Tropical Fuck Storm lives up to their name. A cacophonous debut, A Laughing Death in Meatspace is unpredictable, winding, and occasionally frustrating, but never boring. Following a buzzing rollout of non-album singles—including a sardonic cover of the Bee Gee’s “Stayin’ Alive”—A Laughing Death… proves that TFS’ penchant for noisy psychedelia translates splendidly into a long-form release. Vocalist Gareth Liddiard is known for his political songwriting, especially as a member of stalwart Aussie group The Drones. In a January interview, Liddiard expressed frustration with the recent cross-pollination of politics and music, suggesting he was adjusting his approach. Despite this, standout cut “Soft Power” begins with a thinly veiled jab at Trump, though a certain level of self-awareness manifests within these lyrics. As the song progresses, TFS sheds layer after layer of noise, leaving the listener alone with quietly textured splashes of feedback and Liddard’s unmistakably gravelly voice. “The downside is we’re all about to get royally fucked / and the upside is we’re all about to get screwed,” Liddiard croons, encapsulating the cognitive, political, and musical dissonance that Tropical Fuck Storm so expertly captures on their debut. —Andy Swicord


Warzone opens with the title track, a startling Revel-esque march complete with machine guns, elephant calls, and Ono’s trademark howl. It risks slipping into farce, until you’re hit with a direct call to action: “If you hear me, please help us.” Ono repeats the line, and as the music fades, she’s still pleading, naked despair in her voice. This is Yoko Ono’s triumphant return to agitprop. It’s also a best-of collection, every song a new take on an earlier release. The opener first appeared on 1996’s Rising as a short blast of hardcore punk. Here, Ono lets feminism and anti-war ideals meet head-on: “Men flashing their guns and balls / Women looking like Barbie dolls.” Seven of the 13 tracks originated on 1985’s Starpeace, the last time Ono went all-in on a protest album.

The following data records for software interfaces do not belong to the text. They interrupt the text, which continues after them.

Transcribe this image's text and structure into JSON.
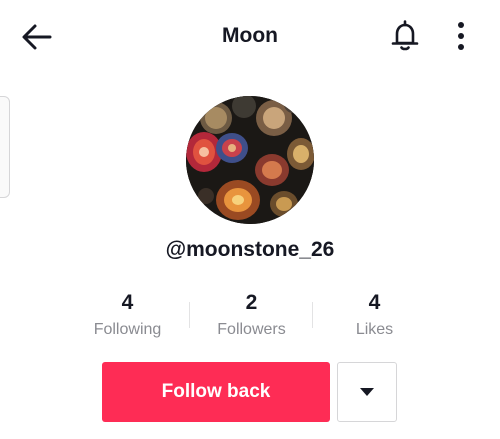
{
  "header": {
    "title": "Moon",
    "back_icon": "arrow-left-icon",
    "bell_icon": "bell-icon",
    "more_icon": "more-vertical-icon"
  },
  "profile": {
    "username": "@moonstone_26",
    "avatar_description_icon": "avatar-image"
  },
  "stats": [
    {
      "value": "4",
      "label": "Following"
    },
    {
      "value": "2",
      "label": "Followers"
    },
    {
      "value": "4",
      "label": "Likes"
    }
  ],
  "actions": {
    "follow_label": "Follow back",
    "dropdown_icon": "caret-down-icon"
  },
  "colors": {
    "accent": "#fe2c55",
    "text": "#161823",
    "secondary_text": "#8a8b91"
  }
}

The messages remain relevant in the new millenium, and they’re driven home faster by sparser arrangements. The arrestingly fragile “I Love All of Me” gains the most by losing the new wave bombast of its Starpeace counterpart. There are pitfalls in re-releasing political music more than 30 years later. Lines like, “I’m a Black man who’s come to terms with his anger,” may have slipped by unnoticed in the ‘80s; today, intersectional feminists of all stripes will question whether an Asian American should speak for the Black community. Yoko Ono’s activism, however steeped in the naivety of the ‘60s, is still pertinent. Who else could convincingly deliver the line, “Are we gonna keep shooting the ones that try to change?” I won’t spoil the last track, except to say it’s a song Ono never received credit for until last year. And—for the online debates it will inspire—it’s a shoe-in for a Super Bowl ad. —Michael Kunz



People look at today’s ad-drenched, scrupulously surveilled Internet and wonder what became of the idealism of the early Web. But, as Levine engagingly points out, the Internet has never been the autonomous utopia that hippies and tech gurus envisioned. Its history has been intertwined with the surveillance state since the 1960s, when military researchers dreamed of computer networks for tracking dissidents here and abroad. Defense funding was common at the labs from which grad student startups like Google emerged. And while Internet companies might resist government monitoring, they’re collecting as much data on their users as they can. At times, Levine struggles to fully connect all the dots: it’s not clear that government grant-funded research automatically leads to heavy state influence, for example. Still, Levine offers an important reminder that the Internet is shaped by people and the society that builds it—not by an autonomous world beyond our control. —Steven Melendez

Verified by MonsterInsights